It has long been a mystery to me why the majority of gardeners secure the canes at the top. Far better to cross them half way down, as this is so much stronger, and the beans grow more free.
My OH asked me tonight why I crossed the canes so low. That way all the beans hang on the outside and you can see them easier.
If you cross them too low they may snap with the weight of beans hanging on the outside, and they will be vulnerable to strong wind. The strongest construction is if they cross nearer the top with a wide-ish base.
My runner bean construction is based on 3 x 8' galvanised poles, supports and struts 3 wires and a bean net. The wires pass through holes in the poles and through a bean net. It is immensely strong and needs to be. I grow huge crops of beans. Beans are grown on both sides of the support. Over the years I have found this to be by far the best way to grow runner beans
I'm always amazed by the huge rows most people seem to grow (on my allotment site at least) Maybe some have large families who all love beans, but most seem unable to keep up with production and the plants are soon left with toughening beans on them.
Maybe that's so they can save the seed and sow a huge amount the next year.
One tip I find useful is if you're making a wigwam structure for beans, leave one cane out so access to beans growing inside the wigwam is much easier.
Eat masses of beans, freeze loads and give away lots. My row is greatly reduced ...now about 20' I guess. I grow the white flowered ones and they look so good in summer too.
Figrat, you could be right!
Verdun, I agree a healthy row of beans does look good.

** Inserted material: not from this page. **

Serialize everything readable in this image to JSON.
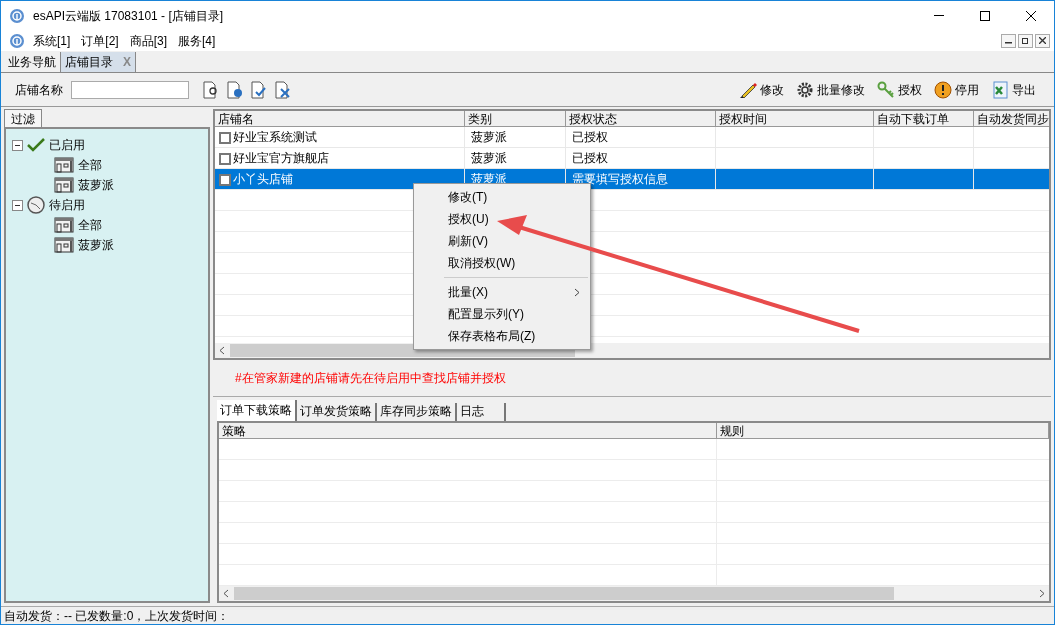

Maybe some people just like to see a huge row of them? No reason why they shouldn't grow them just for that, I grow plenty of plants just to look at. ( I'd still call a 20' row huge!)
I always grow lots of beans, apart from last year when they didn't like the weather. When we get loads I always find that there are plenty of people who can't be bothered to grow veg who are quite willing to take them off my hands.
This is what I constructed a while back for beans. It gets quite windy where I am. The wire was just lying around the plot for many years.
Nowt like recycling! say I
better than recyclin!
For pea's I'm trying canes crossed in the middle this year with a wooden rectangular frame at the top, which the canes are attached to, to strengthen the structure. This has two long wooden lattes nailed to the middle of the shorter sides and driven into the ground by about 1ft. Read about the idea in a book. There are 5 canes either side.
I also grow beans up one side of three arches over the garden path. The other side has a selection of climbers. Sounds like a lot of beans but I grew 2 to 3 plants of different coloured pods last year and had a colourful display of purple, green, yellow and red/cream pods reaching over the arches creating a lush green canopy.
I've discovered some new varieties to try this year, Lablab beans have perfumed flowers which flower in different colours so ideal for growing by a path. Black eye cowpea's leaves are edible, can be cooked like spinach and the beans dried.
What's happened to the good old Streamline variety of runner bean this year? Have they become obsolete? Am now regretting not saving the seed from year to year. Just goes to show, it makes sense to save favourite varieties of seed in case manufacturers decide to discontinue them
I have runner beans growing trellis and evetually over an arch at the edge of the drive . will replace with rapberries in the autumn but hopefully will make a nice living screen to border the lawn if too many grow will give away.
I've planted sweetpea with peas this year on canes which cross in the middle and noticed this evening the sweetpea are a tab bit confused as to which cane to grow up were the canes crossand needed a helping hand so have been tied in to the right one.